Removing the stress from prom – advice for parents
Prom season doesn’t have to come with pressure if parents provide the appropriate focus and perspective.
Prom season is upon us. In the next few weeks, high school students will be getting dressed up in anticipation of a magical time at the big dance. However, it’s not just a big dance anymore. Over time, prom has morphed into an over-the-top extravaganza that causes an immense amount of stress and pressure for teens and their families. The focus has shifted from having fun and making memories with friends to having the most expensive dress, the flashiest car, buffest body or biggest hangover. The emphasis on these things has become unbelievably exaggerated and shifted the focus away from the experience. With all this pressure to look good, fit in and financially afford it all, the stress can become overwhelming, which may lead to short-term health and mental health complications.
Here are some of the reasons teens and their families are stressing:
- Who will the teen go with or will they be asked at all?
- How will they size up when compared to their peers? Will the suit or dress be expensive enough? Stylish enough? The right color?
- How much will everything cost and how is it being afforded?
- Will the teen be pressured to engage in risky behaviors such as drinking, drugs and/or having sex on prom night?
These worries start months in advance of prom season. Michigan State University Extension indicates that parents can help alleviate some of the stress and pressure by providing the appropriate focus and perspective. Contributing to your teen’s self-esteem and positive self-image will be the by-product. Here are some ways to do that:
- Set a realistic budget for the event and don’t let your teen get caught up in the expensive hairstyles and dresses. Transportation can be as easy as the family car. Find less expensive options for all these things and talk to your teen about the importance of saving for other important impending events, such as college. Most importantly, don’t allow your teen to make comparisons to peers. Share with your child what you can afford and your expectations for how they should look.
- Reassure your teen that they look good regardless of how much their suit or dress cost, or what kind of car they arrive to the prom in. Explain to them that the dress, car, suit or hairstyle does not define who they are, but it is how they feel about themselves on the inside that matters.
- Build their feelings of self-worth by reassuring them that it’s okay if they are rejected by the person they hope to attend prom with, or if they aren’t asked at all. The focus should be on going with someone – a date or a friend with whom they’ll have fun and enjoy the experience with.
- Talk to your teen about what they want to get out of the night – is it to wear the most expensive dress or rent the flashiest car, or is it to dance, mingle and have fun with their friends? Parents can role model for their teens the importance of being present in the moment and taking it all in. Encourage your teen to absorb the sights, smells, sounds and tastes of the evening – things they can’t focus on if they’re too busy wondering if their suit or dress is better than everyone else’s.
- Discourage your teen from going on crash diets to lose weight for the big day. If your teen struggles with an unhealthy weight, talk to him or her about the importance of healthy eating and physical fitness habits now and throughout the rest of their life.
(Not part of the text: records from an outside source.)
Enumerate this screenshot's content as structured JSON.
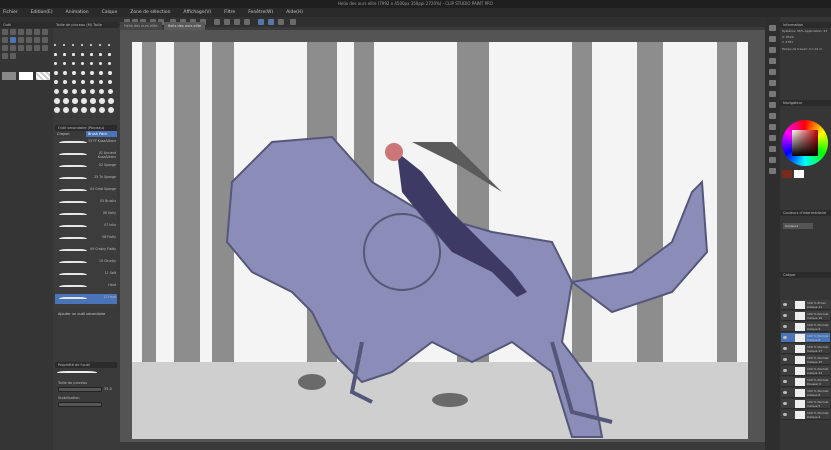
{
  "window": {
    "title": "Helix des ours elite (7992 x 4500px 350ppi 2720%) - CLIP STUDIO PAINT PRO"
  },
  "menu": [
    "Fichier",
    "Edition(E)",
    "Animation",
    "Calque",
    "Zone de sélection",
    "Affichage(V)",
    "Filtre",
    "Fenêtre(W)",
    "Aide(H)"
  ],
  "tabs": [
    {
      "label": "Helix des ours elite",
      "active": false
    },
    {
      "label": "Helix des ours elite",
      "active": true
    }
  ],
  "tool_panel": {
    "header": "Outil"
  },
  "brush_panel": {
    "header": "Taille de pinceau (M) Taille"
  },
  "subtool_panel": {
    "header": "Outil secondaire (Pinceau)",
    "tabs": [
      "Crayon",
      "Brush Pack"
    ],
    "items": [
      {
        "label": "33 FF Kusa&Ikaru",
        "active": false
      },
      {
        "label": "01 Ancient Kusa&Ikaru",
        "active": false
      },
      {
        "label": "02 Sponge",
        "active": false
      },
      {
        "label": "25 Tri Sponge",
        "active": false
      },
      {
        "label": "04 Grab Sponge",
        "active": false
      },
      {
        "label": "05 Brushs",
        "active": false
      },
      {
        "label": "06 Gelly",
        "active": false
      },
      {
        "label": "07 Inku",
        "active": false
      },
      {
        "label": "08 Flatly",
        "active": false
      },
      {
        "label": "09 Crosky Flatty",
        "active": false
      },
      {
        "label": "10 Chunky",
        "active": false
      },
      {
        "label": "11 Soft",
        "active": false
      },
      {
        "label": "Hard",
        "active": false
      },
      {
        "label": "12 Hard",
        "active": true
      }
    ],
    "add_label": "Ajouter un outil secondaire"
  },
  "tool_props": {
    "header": "Propriété de l'outil",
    "brush_size_label": "Taille de pinceau",
    "brush_size_value": "35.0",
    "stabilization_label": "Stabilisation"
  },
  "info_panel": {
    "header": "Information",
    "lines": [
      "Système: 95% Application: 23",
      "X: 6529",
      "Y: 2781",
      "Temps de travail: 4 h 10 m"
    ]
  },
  "navigator": {
    "header": "Navigateur"
  },
  "color_panel": {
    "primary": "#7a2a1a",
    "secondary": "#ffffff"
  },
  "color_set": {
    "header": "Couleurs d'intermédiaire",
    "value": "Couleurs"
  },
  "layers": {
    "header": "Calque",
    "items": [
      {
        "label": "100 % Écran Calque 11"
      },
      {
        "label": "100 % Normal Calque 10"
      },
      {
        "label": "100 % Normal Calque 9"
      },
      {
        "label": "100 % Normal Calque 8"
      },
      {
        "label": "100 % Normal Calque 17"
      },
      {
        "label": "100 % Normal Calque 15"
      },
      {
        "label": "100 % Normal Calque 14"
      },
      {
        "label": "100 % Normal Dossier 2"
      },
      {
        "label": "100 % Normal Calque 6"
      },
      {
        "label": "100 % Normal Calque 5"
      },
      {
        "label": "100 % Normal Calque 4"
      }
    ]
  }
}
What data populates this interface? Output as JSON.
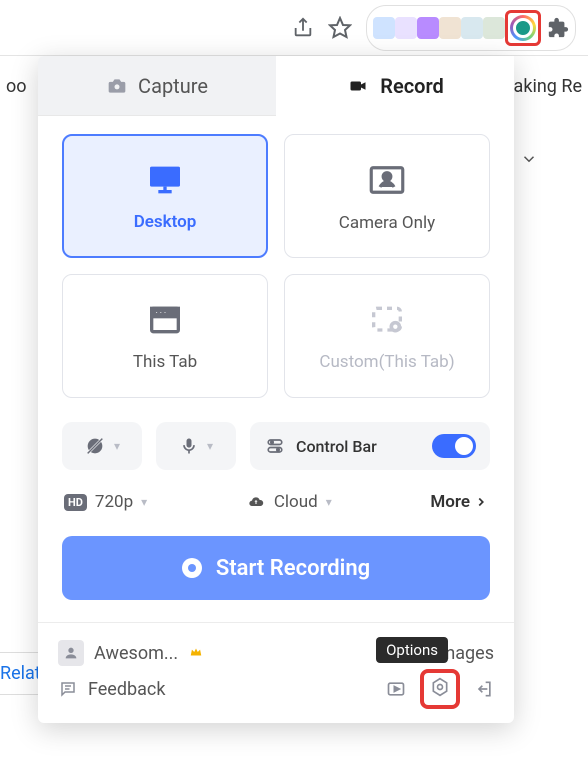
{
  "bg": {
    "left": "oo",
    "right": "aking Re",
    "relat": "Relat",
    "mages": "mages"
  },
  "tabs": {
    "capture": "Capture",
    "record": "Record"
  },
  "cards": {
    "desktop": "Desktop",
    "camera": "Camera Only",
    "tab": "This Tab",
    "custom": "Custom(This Tab)"
  },
  "control_bar": "Control Bar",
  "quality": "720p",
  "storage": "Cloud",
  "more": "More",
  "start": "Start Recording",
  "user": {
    "name": "Awesom..."
  },
  "feedback": "Feedback",
  "tooltip": "Options"
}
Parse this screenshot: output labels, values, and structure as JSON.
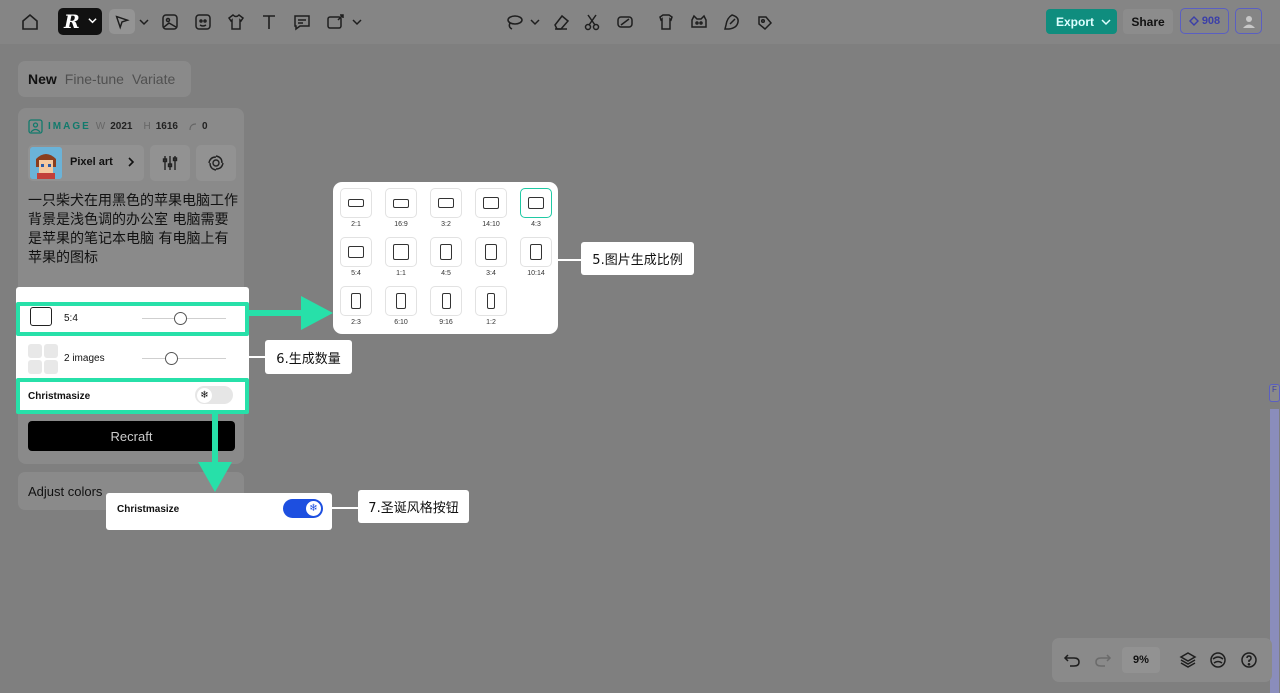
{
  "toolbar": {
    "logo_letter": "R",
    "export_label": "Export",
    "share_label": "Share",
    "credits": "908"
  },
  "left_panel": {
    "tabs": [
      {
        "label": "New",
        "active": true
      },
      {
        "label": "Fine-tune",
        "active": false
      },
      {
        "label": "Variate",
        "active": false
      }
    ],
    "meta": {
      "type_label": "IMAGE",
      "width_key": "W",
      "width_value": "2021",
      "height_key": "H",
      "height_value": "1616",
      "rotation_value": "0"
    },
    "style_name": "Pixel art",
    "prompt": "一只柴犬在用黑色的苹果电脑工作 背景是浅色调的办公室 电脑需要是苹果的笔记本电脑 有电脑上有苹果的图标",
    "adjust_colors_label": "Adjust colors"
  },
  "controls": {
    "ratio_label": "5:4",
    "ratio_slider": 0.45,
    "images_label": "2 images",
    "images_slider": 0.35,
    "christmasize_label": "Christmasize",
    "recraft_label": "Recraft"
  },
  "ratio_popup": {
    "options": [
      {
        "label": "2:1",
        "w": 2,
        "h": 1,
        "selected": false
      },
      {
        "label": "16:9",
        "w": 16,
        "h": 9,
        "selected": false
      },
      {
        "label": "3:2",
        "w": 3,
        "h": 2,
        "selected": false
      },
      {
        "label": "14:10",
        "w": 14,
        "h": 10,
        "selected": false
      },
      {
        "label": "4:3",
        "w": 4,
        "h": 3,
        "selected": true
      },
      {
        "label": "5:4",
        "w": 5,
        "h": 4,
        "selected": false
      },
      {
        "label": "1:1",
        "w": 1,
        "h": 1,
        "selected": false
      },
      {
        "label": "4:5",
        "w": 4,
        "h": 5,
        "selected": false
      },
      {
        "label": "3:4",
        "w": 3,
        "h": 4,
        "selected": false
      },
      {
        "label": "10:14",
        "w": 10,
        "h": 14,
        "selected": false
      },
      {
        "label": "2:3",
        "w": 2,
        "h": 3,
        "selected": false
      },
      {
        "label": "6:10",
        "w": 6,
        "h": 10,
        "selected": false
      },
      {
        "label": "9:16",
        "w": 9,
        "h": 16,
        "selected": false
      },
      {
        "label": "1:2",
        "w": 1,
        "h": 2,
        "selected": false
      }
    ]
  },
  "callouts": {
    "ratio_note": "5.图片生成比例",
    "count_note": "6.生成数量",
    "xmas_note": "7.圣诞风格按钮"
  },
  "xmas_popup": {
    "label": "Christmasize",
    "on": true
  },
  "side": {
    "tab_letter": "F"
  },
  "bottom_tools": {
    "zoom": "9%"
  },
  "colors": {
    "accent_green": "#27e0a9",
    "export_teal": "#0f8d7e",
    "toggle_blue": "#1d4fe0",
    "credits_purple": "#5a5fc2"
  }
}
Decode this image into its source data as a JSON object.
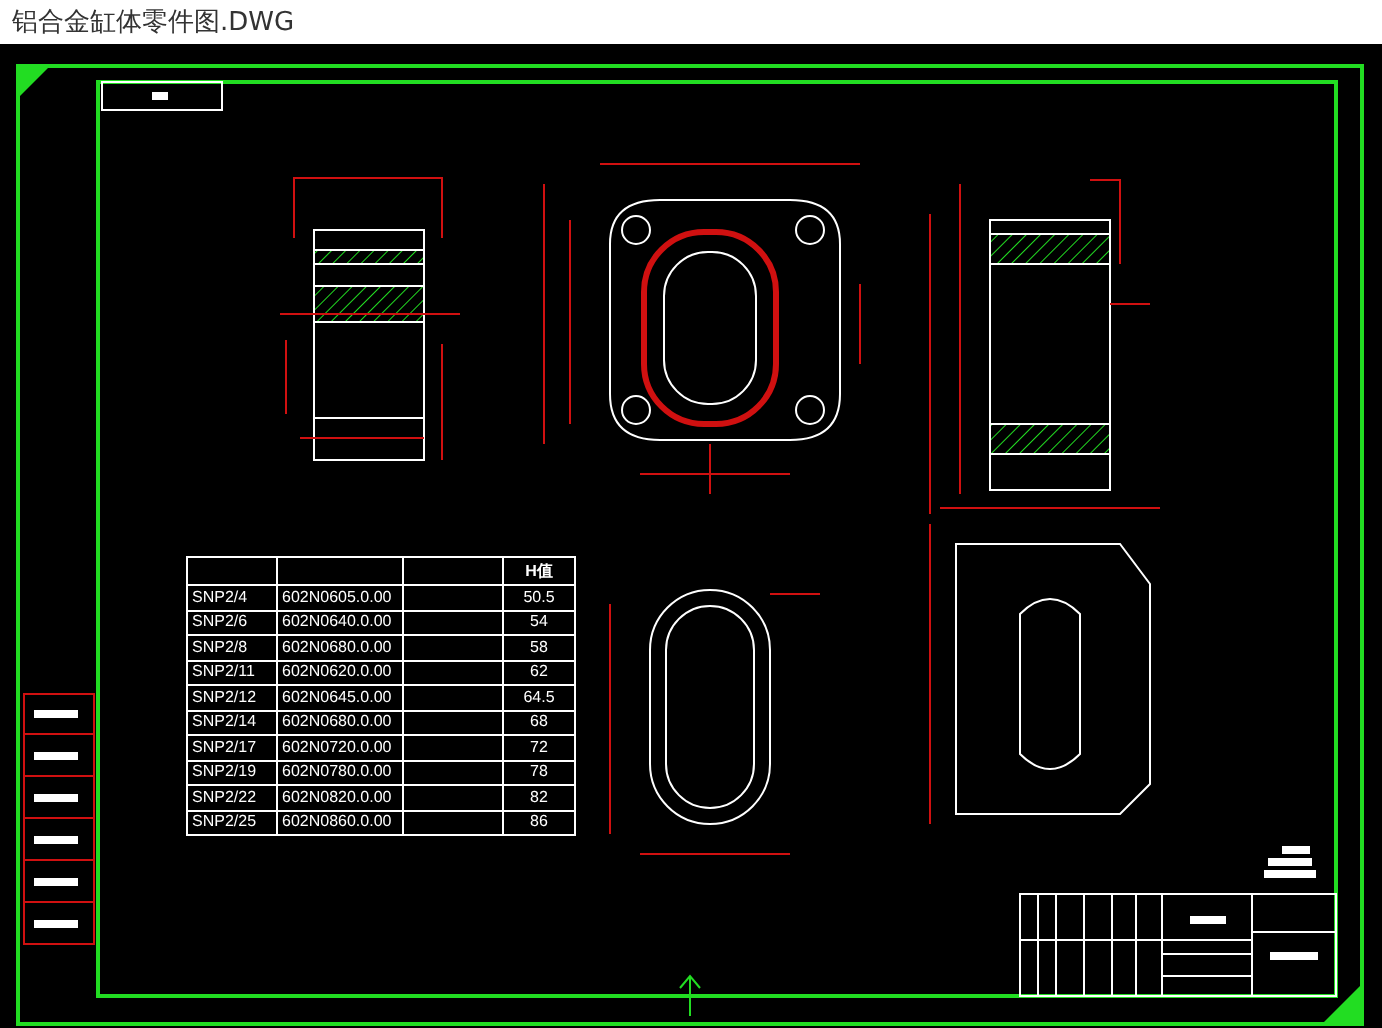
{
  "window": {
    "title": "铝合金缸体零件图.DWG"
  },
  "table": {
    "columns": [
      "H值"
    ],
    "rows": [
      {
        "model": "SNP2/4",
        "drawing_no": "602N0605.0.00",
        "h": "50.5"
      },
      {
        "model": "SNP2/6",
        "drawing_no": "602N0640.0.00",
        "h": "54"
      },
      {
        "model": "SNP2/8",
        "drawing_no": "602N0680.0.00",
        "h": "58"
      },
      {
        "model": "SNP2/11",
        "drawing_no": "602N0620.0.00",
        "h": "62"
      },
      {
        "model": "SNP2/12",
        "drawing_no": "602N0645.0.00",
        "h": "64.5"
      },
      {
        "model": "SNP2/14",
        "drawing_no": "602N0680.0.00",
        "h": "68"
      },
      {
        "model": "SNP2/17",
        "drawing_no": "602N0720.0.00",
        "h": "72"
      },
      {
        "model": "SNP2/19",
        "drawing_no": "602N0780.0.00",
        "h": "78"
      },
      {
        "model": "SNP2/22",
        "drawing_no": "602N0820.0.00",
        "h": "82"
      },
      {
        "model": "SNP2/25",
        "drawing_no": "602N0860.0.00",
        "h": "86"
      }
    ]
  }
}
Extreme weight loss and work-out fads lead to failure and can lay the groundwork for a lifetime of unhealthy eating habits and poor body-image. It can also be another reason for your teen to feel bad about themselves.
- Have open and frequent discussions with your teen months in advance about the pressure they might feel to drink, do drugs or have sex on prom night. Peer pressure is real and can be very intense. Your teen needs to feel secure in making healthy, responsible decisions that you can help empower by talking about the consequences and dangers of underage drinking, substance abuse and unprotected sex. Role model responsible behavior in these areas and practice saying “no” with your teen.
Prom can be, and should be the fun event that most teens look forward to in high school. The stress and pressures are optional. Parents can help by guiding their teens to focus on the experience of prom with friends, making shared memories that will last a lifetime. The misguided focus on having expensive dresses and suits or looking a certain way can take the joy out of it, and even worse, contribute to feelings of low self-worth.